Items from a data source
++++

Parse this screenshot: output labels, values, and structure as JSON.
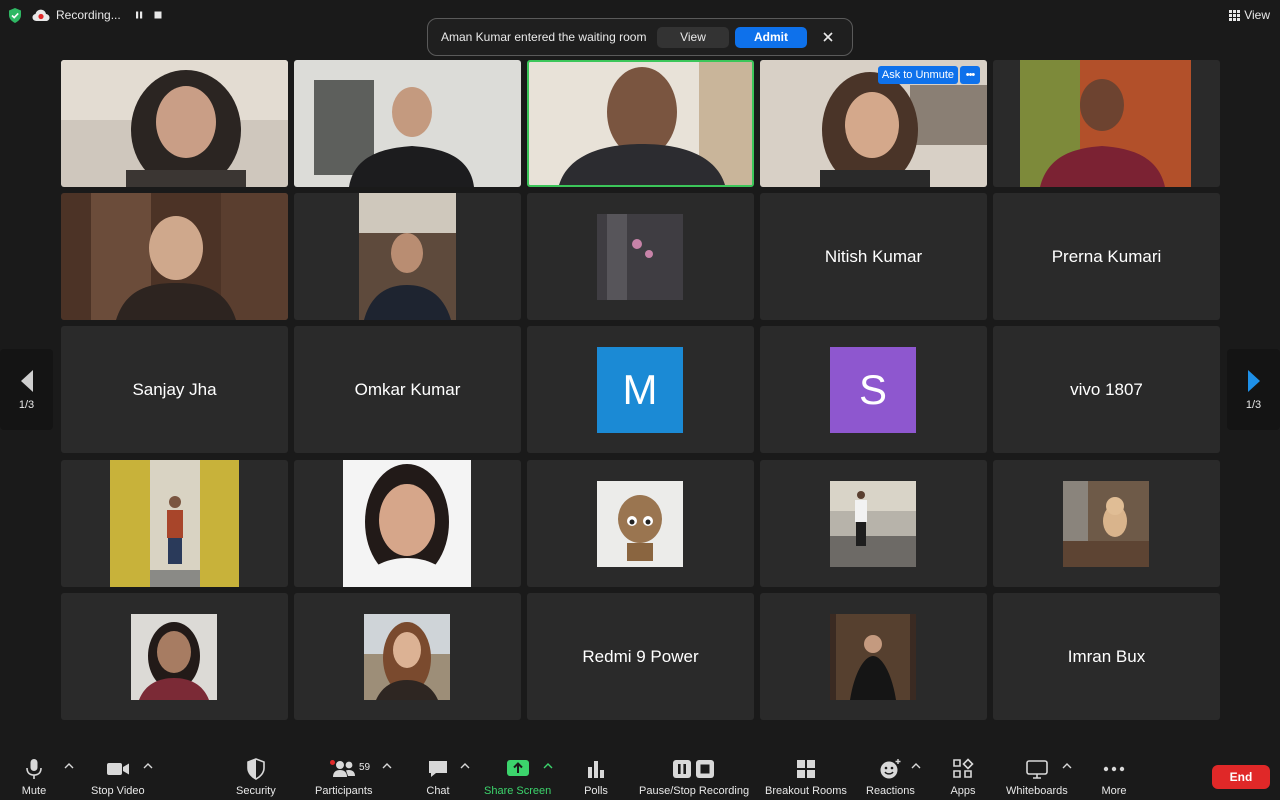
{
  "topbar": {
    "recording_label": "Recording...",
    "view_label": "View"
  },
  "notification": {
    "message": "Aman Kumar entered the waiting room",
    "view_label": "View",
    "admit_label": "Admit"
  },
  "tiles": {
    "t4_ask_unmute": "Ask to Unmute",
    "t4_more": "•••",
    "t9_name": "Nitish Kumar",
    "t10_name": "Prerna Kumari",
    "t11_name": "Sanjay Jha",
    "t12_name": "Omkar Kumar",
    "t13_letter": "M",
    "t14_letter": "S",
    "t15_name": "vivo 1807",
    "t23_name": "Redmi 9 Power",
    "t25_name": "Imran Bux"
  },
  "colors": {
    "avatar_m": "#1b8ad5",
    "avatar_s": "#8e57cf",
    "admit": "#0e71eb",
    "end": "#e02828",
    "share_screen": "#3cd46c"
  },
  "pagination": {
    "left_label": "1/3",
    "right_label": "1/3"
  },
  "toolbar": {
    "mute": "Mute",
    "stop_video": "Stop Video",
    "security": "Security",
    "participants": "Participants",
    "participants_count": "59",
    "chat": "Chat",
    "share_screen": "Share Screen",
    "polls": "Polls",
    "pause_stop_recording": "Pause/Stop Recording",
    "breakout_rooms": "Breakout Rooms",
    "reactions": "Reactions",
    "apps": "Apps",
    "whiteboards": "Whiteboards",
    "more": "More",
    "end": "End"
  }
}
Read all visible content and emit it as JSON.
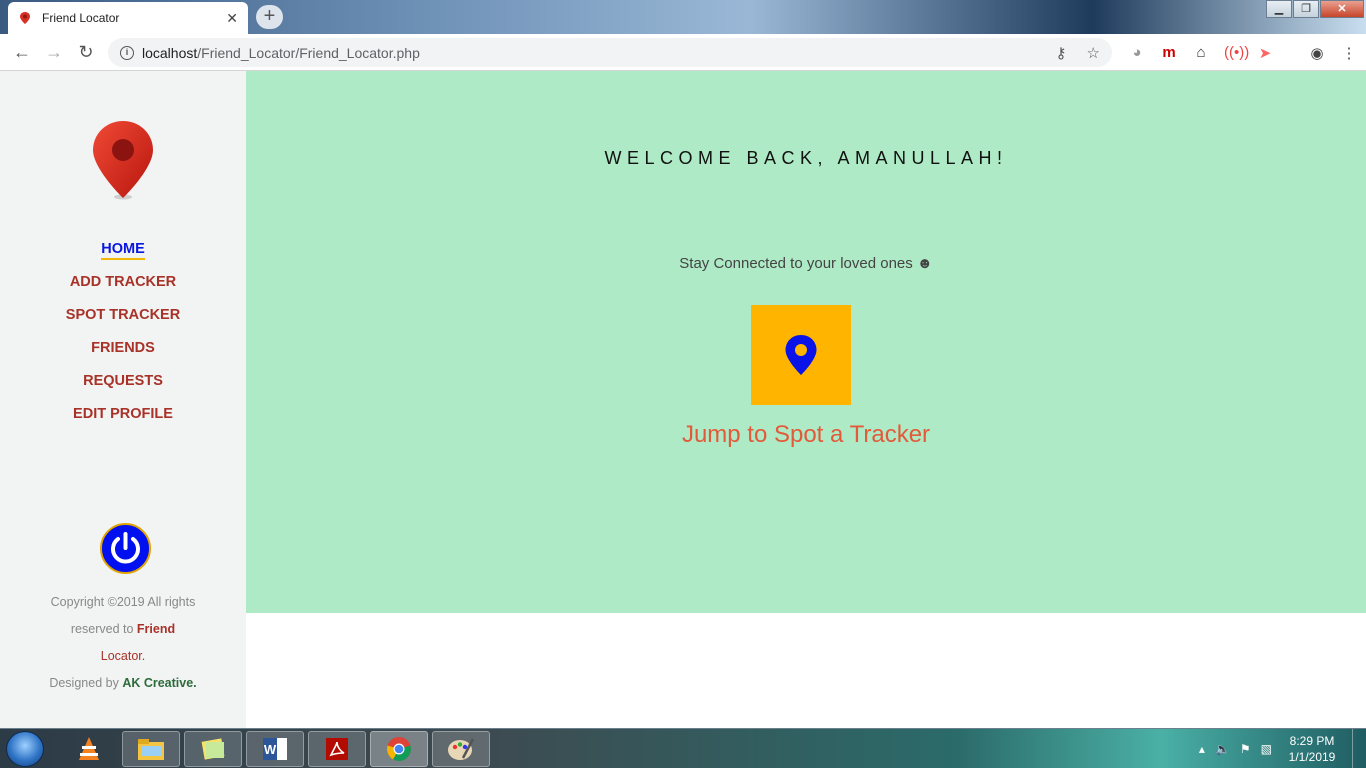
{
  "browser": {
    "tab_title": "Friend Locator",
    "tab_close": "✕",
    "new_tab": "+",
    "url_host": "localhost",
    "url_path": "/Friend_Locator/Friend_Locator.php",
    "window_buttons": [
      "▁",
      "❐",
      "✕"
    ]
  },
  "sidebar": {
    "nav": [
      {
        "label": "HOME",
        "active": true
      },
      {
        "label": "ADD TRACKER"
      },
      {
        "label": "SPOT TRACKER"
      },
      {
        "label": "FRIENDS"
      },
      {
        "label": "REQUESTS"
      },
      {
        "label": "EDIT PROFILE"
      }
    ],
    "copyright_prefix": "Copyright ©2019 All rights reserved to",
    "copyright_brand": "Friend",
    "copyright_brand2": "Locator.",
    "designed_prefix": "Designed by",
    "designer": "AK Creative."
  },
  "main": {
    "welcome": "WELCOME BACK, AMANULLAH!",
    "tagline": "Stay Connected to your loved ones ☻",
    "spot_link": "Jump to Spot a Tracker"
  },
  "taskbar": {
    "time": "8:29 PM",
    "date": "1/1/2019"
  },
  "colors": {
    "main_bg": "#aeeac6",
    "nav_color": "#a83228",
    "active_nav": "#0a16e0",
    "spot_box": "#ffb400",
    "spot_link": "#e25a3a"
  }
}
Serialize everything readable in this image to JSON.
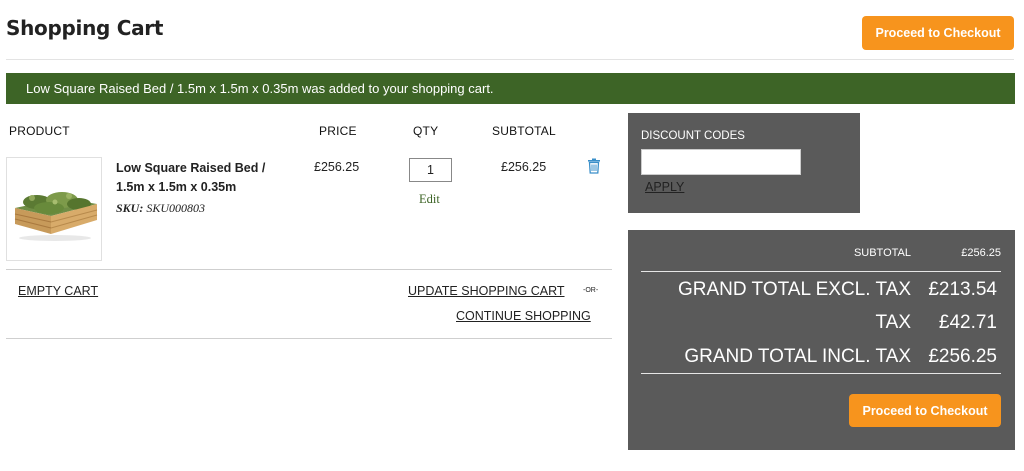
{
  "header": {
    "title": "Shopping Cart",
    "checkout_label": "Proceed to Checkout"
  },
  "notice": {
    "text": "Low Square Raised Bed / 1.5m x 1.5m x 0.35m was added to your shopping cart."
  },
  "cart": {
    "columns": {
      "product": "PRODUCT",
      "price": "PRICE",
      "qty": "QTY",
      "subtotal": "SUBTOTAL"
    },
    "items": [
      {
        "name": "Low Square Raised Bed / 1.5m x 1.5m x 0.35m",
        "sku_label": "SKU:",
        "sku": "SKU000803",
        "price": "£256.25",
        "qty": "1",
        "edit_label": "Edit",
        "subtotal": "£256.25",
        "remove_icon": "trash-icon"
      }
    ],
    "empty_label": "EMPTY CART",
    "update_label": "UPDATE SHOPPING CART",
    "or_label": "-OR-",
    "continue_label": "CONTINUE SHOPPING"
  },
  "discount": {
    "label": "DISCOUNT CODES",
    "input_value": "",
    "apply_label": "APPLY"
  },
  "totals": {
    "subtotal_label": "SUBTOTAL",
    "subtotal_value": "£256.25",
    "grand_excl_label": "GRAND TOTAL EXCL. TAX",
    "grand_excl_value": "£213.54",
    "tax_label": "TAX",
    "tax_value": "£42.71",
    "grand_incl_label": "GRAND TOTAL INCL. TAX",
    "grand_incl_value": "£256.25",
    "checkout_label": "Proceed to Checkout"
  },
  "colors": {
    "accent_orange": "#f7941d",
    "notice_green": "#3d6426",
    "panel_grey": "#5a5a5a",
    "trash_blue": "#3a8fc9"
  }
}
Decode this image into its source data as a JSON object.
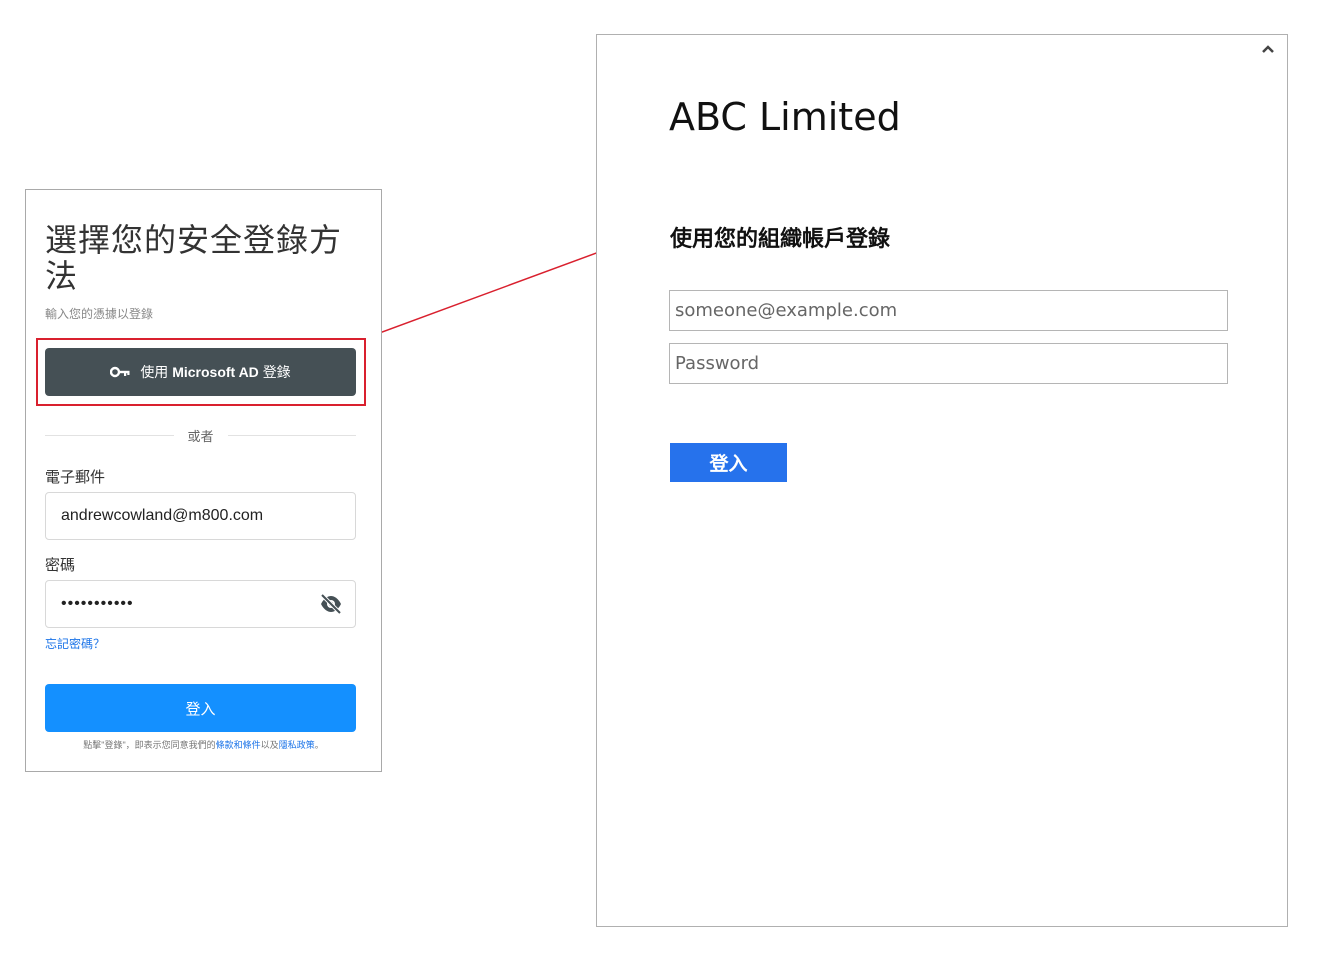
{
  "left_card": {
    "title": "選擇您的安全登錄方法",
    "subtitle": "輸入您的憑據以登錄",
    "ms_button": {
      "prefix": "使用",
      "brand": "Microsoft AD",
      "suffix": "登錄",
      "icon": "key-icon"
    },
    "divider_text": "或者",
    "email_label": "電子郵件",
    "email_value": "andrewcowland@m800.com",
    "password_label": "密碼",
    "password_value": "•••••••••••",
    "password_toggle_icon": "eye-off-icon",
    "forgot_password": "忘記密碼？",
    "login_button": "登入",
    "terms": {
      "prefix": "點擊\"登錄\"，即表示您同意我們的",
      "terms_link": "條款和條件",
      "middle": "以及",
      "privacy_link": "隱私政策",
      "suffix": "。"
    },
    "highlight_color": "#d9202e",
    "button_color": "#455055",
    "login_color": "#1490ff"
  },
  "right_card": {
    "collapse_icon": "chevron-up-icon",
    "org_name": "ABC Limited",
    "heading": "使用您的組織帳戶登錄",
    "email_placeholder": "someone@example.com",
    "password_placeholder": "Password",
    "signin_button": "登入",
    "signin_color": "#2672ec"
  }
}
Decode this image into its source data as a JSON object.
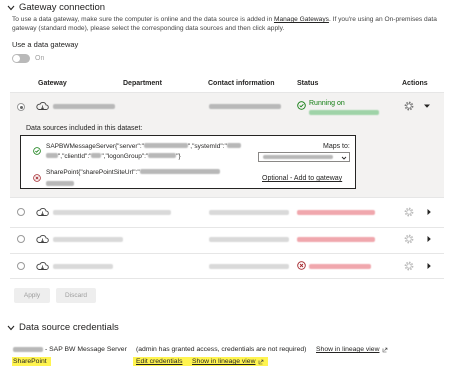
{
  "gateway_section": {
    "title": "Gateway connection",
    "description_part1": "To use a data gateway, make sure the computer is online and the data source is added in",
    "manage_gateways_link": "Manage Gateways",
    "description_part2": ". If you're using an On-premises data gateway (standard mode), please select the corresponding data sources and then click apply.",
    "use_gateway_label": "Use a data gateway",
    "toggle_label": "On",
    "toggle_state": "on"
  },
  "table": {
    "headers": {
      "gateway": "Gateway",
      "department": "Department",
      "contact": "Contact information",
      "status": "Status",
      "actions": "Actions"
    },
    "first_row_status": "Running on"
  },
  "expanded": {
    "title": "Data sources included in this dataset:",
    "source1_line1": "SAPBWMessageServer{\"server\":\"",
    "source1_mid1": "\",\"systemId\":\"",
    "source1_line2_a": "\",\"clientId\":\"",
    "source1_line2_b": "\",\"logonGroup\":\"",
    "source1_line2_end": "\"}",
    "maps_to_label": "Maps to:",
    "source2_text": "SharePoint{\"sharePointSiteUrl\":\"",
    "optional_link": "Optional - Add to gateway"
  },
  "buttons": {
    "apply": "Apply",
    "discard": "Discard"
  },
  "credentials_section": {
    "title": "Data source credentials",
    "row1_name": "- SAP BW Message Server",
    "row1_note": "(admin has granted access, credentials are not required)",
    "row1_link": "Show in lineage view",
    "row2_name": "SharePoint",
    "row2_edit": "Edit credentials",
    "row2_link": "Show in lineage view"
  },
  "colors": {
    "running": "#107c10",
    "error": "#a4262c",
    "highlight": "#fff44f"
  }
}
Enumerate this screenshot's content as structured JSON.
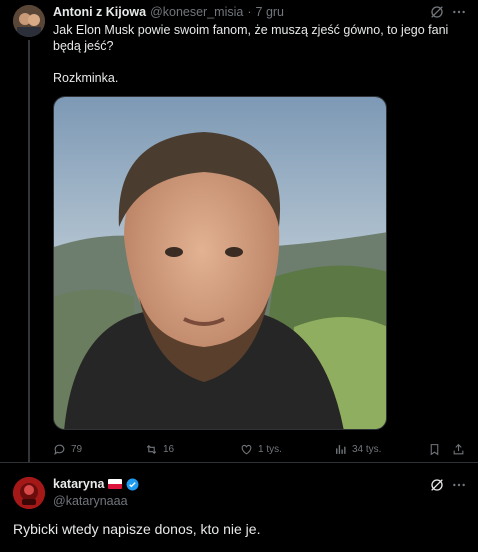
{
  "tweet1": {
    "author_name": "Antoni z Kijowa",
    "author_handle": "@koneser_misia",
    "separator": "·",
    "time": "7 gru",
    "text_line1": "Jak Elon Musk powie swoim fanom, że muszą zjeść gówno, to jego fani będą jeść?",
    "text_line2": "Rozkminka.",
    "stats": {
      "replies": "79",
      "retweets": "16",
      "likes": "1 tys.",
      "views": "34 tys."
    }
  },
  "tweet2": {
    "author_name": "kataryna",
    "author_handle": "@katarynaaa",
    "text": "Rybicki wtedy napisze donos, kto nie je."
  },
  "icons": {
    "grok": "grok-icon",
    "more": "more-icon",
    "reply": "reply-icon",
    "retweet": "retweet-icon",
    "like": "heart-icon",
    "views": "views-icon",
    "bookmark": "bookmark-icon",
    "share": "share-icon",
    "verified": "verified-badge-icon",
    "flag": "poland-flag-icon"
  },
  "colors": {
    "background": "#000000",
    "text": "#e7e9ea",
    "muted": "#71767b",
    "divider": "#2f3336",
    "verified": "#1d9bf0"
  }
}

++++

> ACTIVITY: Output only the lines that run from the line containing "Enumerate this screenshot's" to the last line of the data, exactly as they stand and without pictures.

> EXPECTED ANSWER:
Enumerate this screenshot's content as structured JSON.
{
  "tweet1": {
    "author_name": "Antoni z Kijowa",
    "author_handle": "@koneser_misia",
    "separator": "·",
    "time": "7 gru",
    "text_line1": "Jak Elon Musk powie swoim fanom, że muszą zjeść gówno, to jego fani będą jeść?",
    "text_line2": "Rozkminka.",
    "stats": {
      "replies": "79",
      "retweets": "16",
      "likes": "1 tys.",
      "views": "34 tys."
    }
  },
  "tweet2": {
    "author_name": "kataryna",
    "author_handle": "@katarynaaa",
    "text": "Rybicki wtedy napisze donos, kto nie je."
  },
  "icons": {
    "grok": "grok-icon",
    "more": "more-icon",
    "reply": "reply-icon",
    "retweet": "retweet-icon",
    "like": "heart-icon",
    "views": "views-icon",
    "bookmark": "bookmark-icon",
    "share": "share-icon",
    "verified": "verified-badge-icon",
    "flag": "poland-flag-icon"
  },
  "colors": {
    "background": "#000000",
    "text": "#e7e9ea",
    "muted": "#71767b",
    "divider": "#2f3336",
    "verified": "#1d9bf0"
  }
}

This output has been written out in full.